1. The Ghost of Material Objects Past – Remember that rose quartz soothing face-massage roller from GOOP that cost $50 and promised to “Wake up your entire face with the cooling, soothing power of rose quartz crystal and promote circulation for glowy, healthy-looking skin, release tension in facial muscles, and cooling to help reduce the appearance of puffiness and under-eye bags.” that you thought you’d never need? Your order will be arriving in 3-5 business days–not a moment too soon because whenever you look in a mirror these days, you see Charlize Theron as Aileen Wuornos in Monster.
2. The Ghost of Forgotten Foods Past – That half jar of lentils, the two-year-old can of sardines in oil, the chia seeds you bought for smoothies then forgot about, and the half eaten gummy worms from last Halloween have come together to inspire a new dish: Pantry Trash Surprise.
3. The Ghost of Junk Drawers Past – A photobooth film strip with your metalhead friend Bruno from when you worked at the hardware store, the note to yourself that inexplicably says “so many worlds,” a small American flag you bought for a fourth of July celebration that you forgot to wield and wouldn’t dream of wielding now (or ever again), dozens of Thai baat coins carelessly flung in there (maybe you were saving them for the next time your travels took you to Southeast Asia, if travels take you anywhere besides your second bedroom ever again), the guardianship papers for your brother you crumpled up and shoved down deep until the day inevitably comes when they serve as the chains you have inextricably–and willingly–bound yourself with.
4. The Ghost of Medications Present – Adderall, Lamictal, Abilify, Klonopin. One to get you through each phase of the day. The Adderall so you can work and pretend it’s business as usual. The Lamictal so you don’t spiral into an episode that feels like it’s already nearing. The Abilify to lift your mood (from bleh to meh). The Klonopin to temporarily make you think that nothing is that important, that nothing will last, that lets the chips fall where they may, even if they fall off the table.
5. The Ghost of Tarot Cards Present – You do at minimum three readings a day for yourself: all different spreads: Past, Present, Future; Situation, Obstacle, Outcome; Inner, Outer, Action. They tell you nothing concrete yet they tell you everything. “What kind of sandwich should I eat for lunch?” you ask.

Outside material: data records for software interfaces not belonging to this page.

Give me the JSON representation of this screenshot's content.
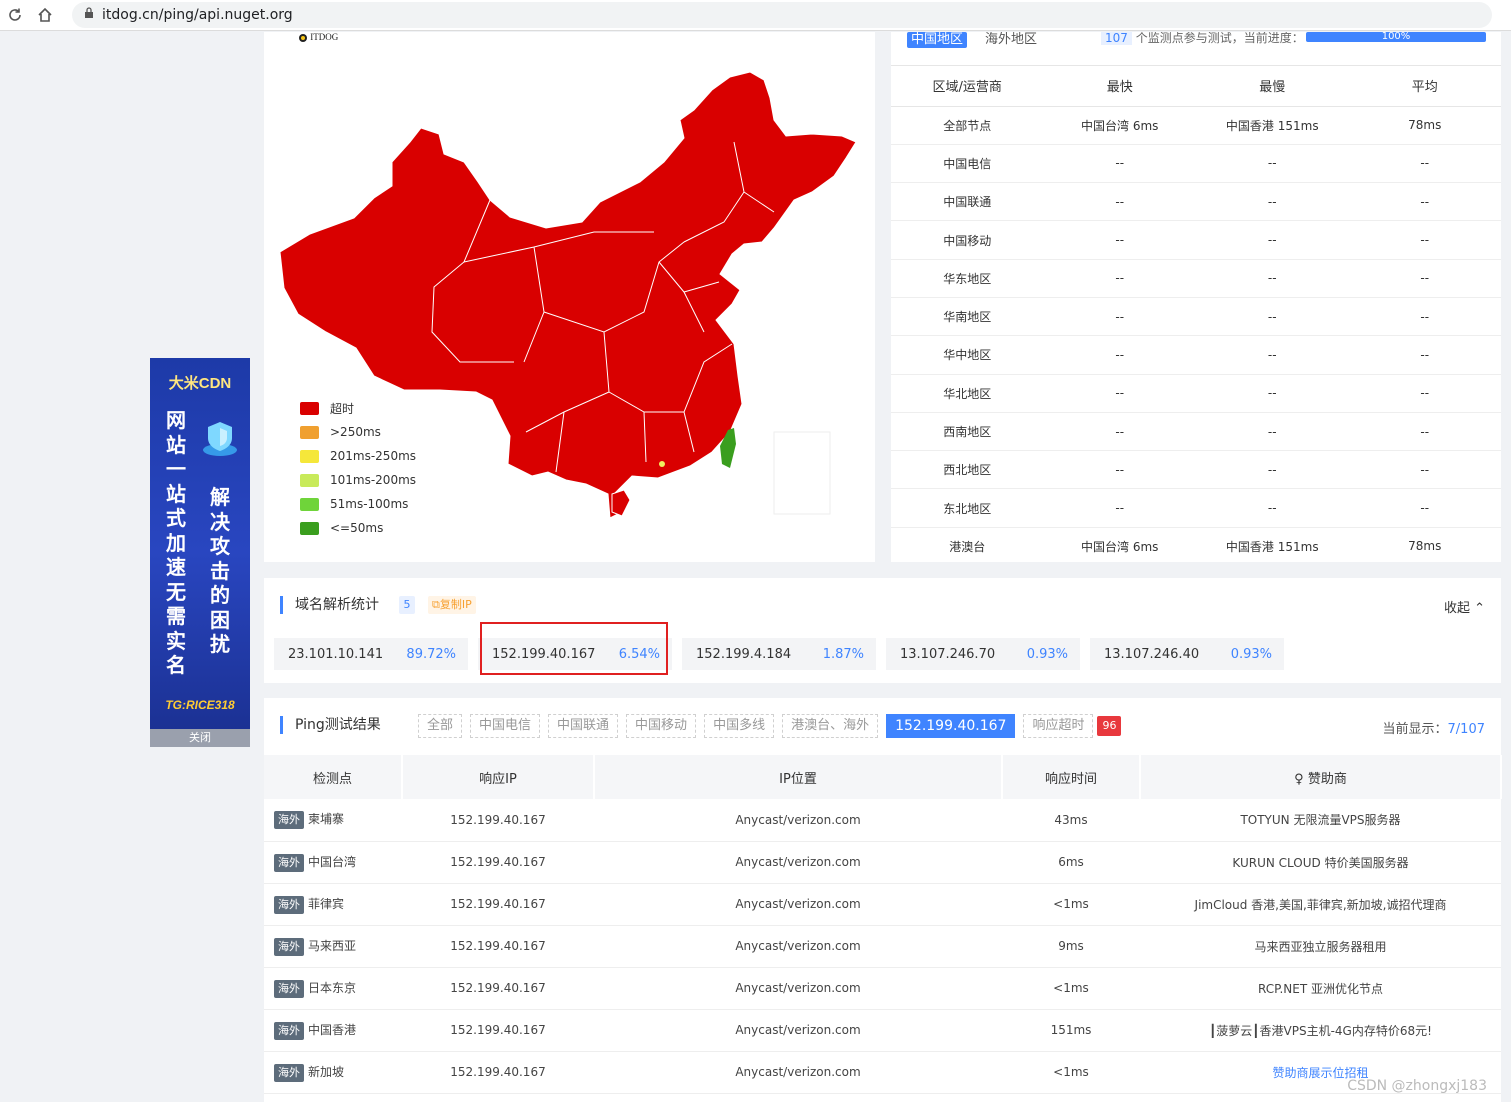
{
  "browser": {
    "url": "itdog.cn/ping/api.nuget.org"
  },
  "ad": {
    "brand": "大米CDN",
    "col1": [
      "网",
      "站",
      "一",
      "站",
      "式",
      "加",
      "速",
      "无",
      "需",
      "实",
      "名"
    ],
    "col2": [
      "解",
      "决",
      "攻",
      "击",
      "的",
      "困",
      "扰"
    ],
    "tg": "TG:RICE318",
    "close": "关闭"
  },
  "map": {
    "logo": "ITDOG",
    "legend": [
      {
        "label": "超时",
        "color": "#d90000"
      },
      {
        "label": ">250ms",
        "color": "#f0a030"
      },
      {
        "label": "201ms-250ms",
        "color": "#f5e73a"
      },
      {
        "label": "101ms-200ms",
        "color": "#c8ea5a"
      },
      {
        "label": "51ms-100ms",
        "color": "#6fd43a"
      },
      {
        "label": "<=50ms",
        "color": "#3a9e1e"
      }
    ],
    "colors": {
      "timeout": "#d90000",
      "taiwan": "#3a9e1e",
      "hongkong": "#f0f060"
    }
  },
  "stats": {
    "tab_active": "中国地区",
    "tab_other": "海外地区",
    "node_count": "107",
    "node_count_text": "个监测点参与测试，当前进度：",
    "progress": "100%",
    "headers": [
      "区域/运营商",
      "最快",
      "最慢",
      "平均"
    ],
    "rows": [
      [
        "全部节点",
        "中国台湾 6ms",
        "中国香港 151ms",
        "78ms"
      ],
      [
        "中国电信",
        "--",
        "--",
        "--"
      ],
      [
        "中国联通",
        "--",
        "--",
        "--"
      ],
      [
        "中国移动",
        "--",
        "--",
        "--"
      ],
      [
        "华东地区",
        "--",
        "--",
        "--"
      ],
      [
        "华南地区",
        "--",
        "--",
        "--"
      ],
      [
        "华中地区",
        "--",
        "--",
        "--"
      ],
      [
        "华北地区",
        "--",
        "--",
        "--"
      ],
      [
        "西南地区",
        "--",
        "--",
        "--"
      ],
      [
        "西北地区",
        "--",
        "--",
        "--"
      ],
      [
        "东北地区",
        "--",
        "--",
        "--"
      ],
      [
        "港澳台",
        "中国台湾 6ms",
        "中国香港 151ms",
        "78ms"
      ]
    ]
  },
  "dns": {
    "title": "域名解析统计",
    "count": "5",
    "copy_ip": "复制IP",
    "collapse": "收起",
    "ips": [
      {
        "ip": "23.101.10.141",
        "pct": "89.72%"
      },
      {
        "ip": "152.199.40.167",
        "pct": "6.54%"
      },
      {
        "ip": "152.199.4.184",
        "pct": "1.87%"
      },
      {
        "ip": "13.107.246.70",
        "pct": "0.93%"
      },
      {
        "ip": "13.107.246.40",
        "pct": "0.93%"
      }
    ]
  },
  "ping": {
    "title": "Ping测试结果",
    "filters": [
      "全部",
      "中国电信",
      "中国联通",
      "中国移动",
      "中国多线",
      "港澳台、海外"
    ],
    "active_filter": "152.199.40.167",
    "timeout_label": "响应超时",
    "timeout_count": "96",
    "current_label": "当前显示：",
    "current_value": "7/107",
    "headers": [
      "检测点",
      "响应IP",
      "IP位置",
      "响应时间",
      "赞助商"
    ],
    "rows": [
      {
        "tag": "海外",
        "node": "柬埔寨",
        "ip": "152.199.40.167",
        "loc": "Anycast/verizon.com",
        "time": "43ms",
        "sponsor": "TOTYUN 无限流量VPS服务器"
      },
      {
        "tag": "海外",
        "node": "中国台湾",
        "ip": "152.199.40.167",
        "loc": "Anycast/verizon.com",
        "time": "6ms",
        "sponsor": "KURUN CLOUD 特价美国服务器"
      },
      {
        "tag": "海外",
        "node": "菲律宾",
        "ip": "152.199.40.167",
        "loc": "Anycast/verizon.com",
        "time": "<1ms",
        "sponsor": "JimCloud 香港,美国,菲律宾,新加坡,诚招代理商"
      },
      {
        "tag": "海外",
        "node": "马来西亚",
        "ip": "152.199.40.167",
        "loc": "Anycast/verizon.com",
        "time": "9ms",
        "sponsor": "马来西亚独立服务器租用"
      },
      {
        "tag": "海外",
        "node": "日本东京",
        "ip": "152.199.40.167",
        "loc": "Anycast/verizon.com",
        "time": "<1ms",
        "sponsor": "RCP.NET 亚洲优化节点"
      },
      {
        "tag": "海外",
        "node": "中国香港",
        "ip": "152.199.40.167",
        "loc": "Anycast/verizon.com",
        "time": "151ms",
        "sponsor": "┃菠萝云┃香港VPS主机-4G内存特价68元!"
      },
      {
        "tag": "海外",
        "node": "新加坡",
        "ip": "152.199.40.167",
        "loc": "Anycast/verizon.com",
        "time": "<1ms",
        "sponsor": "赞助商展示位招租",
        "sponsor_link": true
      }
    ],
    "watermark": "CSDN @zhongxj183"
  }
}
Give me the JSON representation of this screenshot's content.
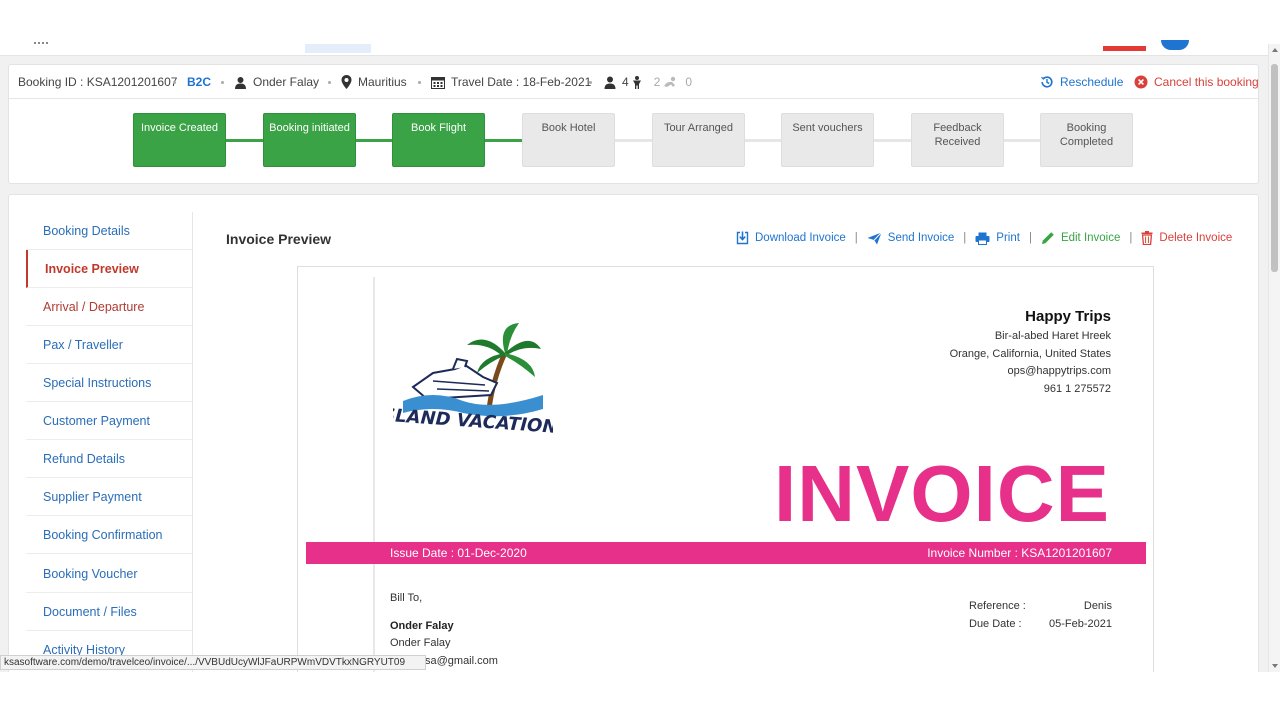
{
  "infobar": {
    "booking_id": "Booking ID : KSA1201201607",
    "channel": "B2C",
    "customer": "Onder Falay",
    "destination": "Mauritius",
    "travel_date": "Travel Date : 18-Feb-2021",
    "adults": "4",
    "children": "2",
    "infants": "0",
    "reschedule_label": "Reschedule",
    "cancel_label": "Cancel this booking"
  },
  "steps": [
    {
      "label": "Invoice Created",
      "status": "done"
    },
    {
      "label": "Booking initiated",
      "status": "done"
    },
    {
      "label": "Book Flight",
      "status": "done"
    },
    {
      "label": "Book Hotel",
      "status": "pending"
    },
    {
      "label": "Tour Arranged",
      "status": "pending"
    },
    {
      "label": "Sent vouchers",
      "status": "pending"
    },
    {
      "label": "Feedback Received",
      "status": "pending"
    },
    {
      "label": "Booking Completed",
      "status": "pending"
    }
  ],
  "sidebar": {
    "items": [
      {
        "label": "Booking Details"
      },
      {
        "label": "Invoice Preview"
      },
      {
        "label": "Arrival / Departure"
      },
      {
        "label": "Pax / Traveller"
      },
      {
        "label": "Special Instructions"
      },
      {
        "label": "Customer Payment"
      },
      {
        "label": "Refund Details"
      },
      {
        "label": "Supplier Payment"
      },
      {
        "label": "Booking Confirmation"
      },
      {
        "label": "Booking Voucher"
      },
      {
        "label": "Document / Files"
      },
      {
        "label": "Activity History"
      }
    ],
    "active_index": 1
  },
  "preview": {
    "title": "Invoice Preview",
    "actions": {
      "download": "Download Invoice",
      "send": "Send Invoice",
      "print": "Print",
      "edit": "Edit Invoice",
      "delete": "Delete Invoice"
    }
  },
  "invoice": {
    "logo_text": "ISLAND VACATIONS",
    "company_name": "Happy Trips",
    "address_line1": "Bir-al-abed Haret Hreek",
    "address_line2": "Orange, California, United States",
    "email": "ops@happytrips.com",
    "phone": "961 1 275572",
    "heading": "INVOICE",
    "issue_date": "Issue Date : 01-Dec-2020",
    "invoice_number": "Invoice Number : KSA1201201607",
    "bill_to_label": "Bill To,",
    "bill_name": "Onder Falay",
    "bill_line": "Onder Falay",
    "bill_email": "sa@gmail.com",
    "reference_label": "Reference :",
    "reference_value": "Denis",
    "due_date_label": "Due Date :",
    "due_date_value": "05-Feb-2021"
  },
  "statusbar": {
    "url": "ksasoftware.com/demo/travelceo/invoice/.../VVBUdUcyWlJFaURPWmVDVTkxNGRYUT09"
  },
  "colors": {
    "accent_blue": "#1e74d0",
    "step_done": "#3aa346",
    "invoice_pink": "#e6308a",
    "danger_red": "#d9403a"
  }
}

And the cards always say some variation of the same thing: your’re strong, resilient, dark times, but, hey, you’ll persevere. There’s an abundance of Cups cards. The suite of emotions. Give me a goddamn sword for once, would you? I need intellect to guide my decisions, for feelings are no longer to be trusted.
6. The Ghost of Zoom Hangouts Present – I thought it was called social distancing for a reason. It’s melancholy, a screen of disconnected heads with no bodies, a screen of smiles that are doing their best not to cry, a screen of worries, concerns, anxieties, sorrow, grief, loneliness. I feel it through the screen, so i zoom the fuck out of there within 10 minutes.
7. The Ghost of Shelter-in-Place Extensions Future – Virginia, until June 10. New York and Chicago to inevitably follow suit. My 80-year-old father taking care of my 30-year-old disabled brother in a 900 square foot apartment. My brother’s demands, my father’s capitulations. I doubt they’re washing their hands. I have Settlers of Catan and a room full of books to sustain me. They have nothing. Settlers won’t help them anyway, and there’s no book on how to manage a toddler trapped in an adults body during a global pandemic.
8. The Ghost of “If I Could Have Done Something” Future – You will not do something. You will do nothing. Because nothing–NOTHING–is in your control. And it never was.
9. The Ghost of Coronavirus Future – The imminent threat may pass. But nothing will ever be the same again. In some ways, it’s what we need. In some ways, it will take years and lifetimes to heal from the trauma of watching people around us die, our social systems crumble, the things we believed in–about the world, about our loved ones, about ourselves. Don’t get me wrong, we will be the lucky ones, the ones immune to the virus. But really, none of us is immune to the precarious framework we’ve built our lives around. The virus pulled the thread, and the whole thing came unraveled. Not even The Tiger King will be able to save us.